In 1967, the Division of Regional Medical Programs was created to administer grants for research for heart disease and strokes. That same year, the NIH director lobbied the White House for increased federal funding in order to increase research and the speed with which health benefits could be brought to the people. An advisory committee was formed to oversee further development of the NIH and its research programs. By 1971 cancer research was in full force and President Nixon signed the National Cancer Act, initiating a National Cancer Program, President's Cancer Panel, National Cancer Advisory Board, 15 new research and demonstration centers. Funding for the NIH has been a source of contention in Congress, serving as a proxy for the political currents of the time. In 1992, the NIH encompassed nearly 1 percent of the federal government's operating budget and controlled more than 50 percent of all funding for health research, 85 percent of all funding for health studies in universities. While government funding for research in other disciplines has been increasing at a rate similar to inflation since the 1970s, research funding for the NIH nearly tripled through the 1990s and early 2000s, but has remained stagnant since then.

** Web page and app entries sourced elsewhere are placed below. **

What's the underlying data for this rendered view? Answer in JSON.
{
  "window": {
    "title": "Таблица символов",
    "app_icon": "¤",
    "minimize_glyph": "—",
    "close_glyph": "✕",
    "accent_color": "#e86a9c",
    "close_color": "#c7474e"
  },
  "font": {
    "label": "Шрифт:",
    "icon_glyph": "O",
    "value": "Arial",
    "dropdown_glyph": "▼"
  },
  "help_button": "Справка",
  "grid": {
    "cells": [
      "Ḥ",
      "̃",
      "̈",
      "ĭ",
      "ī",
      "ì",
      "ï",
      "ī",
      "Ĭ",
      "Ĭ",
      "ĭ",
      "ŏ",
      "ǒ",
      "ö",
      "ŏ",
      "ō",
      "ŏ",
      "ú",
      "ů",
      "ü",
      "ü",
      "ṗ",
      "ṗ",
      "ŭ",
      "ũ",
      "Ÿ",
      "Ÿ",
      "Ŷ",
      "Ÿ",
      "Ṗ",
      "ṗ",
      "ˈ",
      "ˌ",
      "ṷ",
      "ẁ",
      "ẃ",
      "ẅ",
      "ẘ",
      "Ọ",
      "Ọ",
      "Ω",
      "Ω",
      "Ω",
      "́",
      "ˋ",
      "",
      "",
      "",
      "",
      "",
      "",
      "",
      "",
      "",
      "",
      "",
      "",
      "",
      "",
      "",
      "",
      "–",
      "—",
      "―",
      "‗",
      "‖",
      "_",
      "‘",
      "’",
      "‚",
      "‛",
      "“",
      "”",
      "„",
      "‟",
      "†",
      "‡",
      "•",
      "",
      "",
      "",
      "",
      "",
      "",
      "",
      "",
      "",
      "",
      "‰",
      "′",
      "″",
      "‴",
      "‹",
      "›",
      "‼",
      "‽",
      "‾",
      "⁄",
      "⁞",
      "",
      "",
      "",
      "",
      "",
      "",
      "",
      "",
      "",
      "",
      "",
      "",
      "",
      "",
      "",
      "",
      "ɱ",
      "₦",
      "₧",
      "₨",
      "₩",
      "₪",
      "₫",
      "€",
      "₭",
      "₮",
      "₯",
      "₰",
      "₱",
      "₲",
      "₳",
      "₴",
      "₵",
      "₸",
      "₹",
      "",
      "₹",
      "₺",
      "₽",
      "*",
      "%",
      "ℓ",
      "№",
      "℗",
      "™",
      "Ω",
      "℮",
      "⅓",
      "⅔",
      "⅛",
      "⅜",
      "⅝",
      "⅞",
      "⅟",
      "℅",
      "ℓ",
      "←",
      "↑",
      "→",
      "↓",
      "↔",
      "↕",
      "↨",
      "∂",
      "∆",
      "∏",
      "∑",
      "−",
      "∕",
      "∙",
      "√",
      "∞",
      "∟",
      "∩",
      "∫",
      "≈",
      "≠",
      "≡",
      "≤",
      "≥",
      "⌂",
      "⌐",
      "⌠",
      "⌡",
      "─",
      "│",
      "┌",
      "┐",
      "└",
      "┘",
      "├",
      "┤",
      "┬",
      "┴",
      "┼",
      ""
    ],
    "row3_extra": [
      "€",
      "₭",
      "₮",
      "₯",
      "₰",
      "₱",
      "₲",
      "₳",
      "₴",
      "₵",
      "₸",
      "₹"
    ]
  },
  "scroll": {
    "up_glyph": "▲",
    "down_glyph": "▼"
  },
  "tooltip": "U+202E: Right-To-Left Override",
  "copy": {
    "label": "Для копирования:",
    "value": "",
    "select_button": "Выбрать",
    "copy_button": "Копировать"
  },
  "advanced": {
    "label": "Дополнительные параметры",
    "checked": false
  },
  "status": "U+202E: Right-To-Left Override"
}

By the 1990s, the NIH committee focus had shifted to DNA research, launched the Human Genome Project. The NIH Office of the Director is the central office responsible for setting policy for NIH, for planning and coordinating the programs and activities of all NIH components; the NIH Director plays an active role in shaping outlook. The Director is responsible for providing leadership to the Institutes and Centers by identifying needs and opportunities in efforts involving multiple Institutes. Within this Office is the Division of Program Coordination and Strategic Initiatives with 12 divisions including: Office of AIDS Research Office of Research on Women's Health Office of Disease Prevention Sexual and Gender Minority Research Office Tribal Heath Research Office Office of Program Evaluation and PerformancePrevious directors: Joseph J. Kinyoun, served August 1887 – April 30, 1899 Milton J. Rosenau, served May 1, 1899 – September 30, 1909 John F. Anderson, served October 1, 1909 – November 19, 1915 George W. McCoy, served November 20, 1915 – January 31, 1937 Lewis R. Thompson, served February 1, 1937 – January 31, 1942 R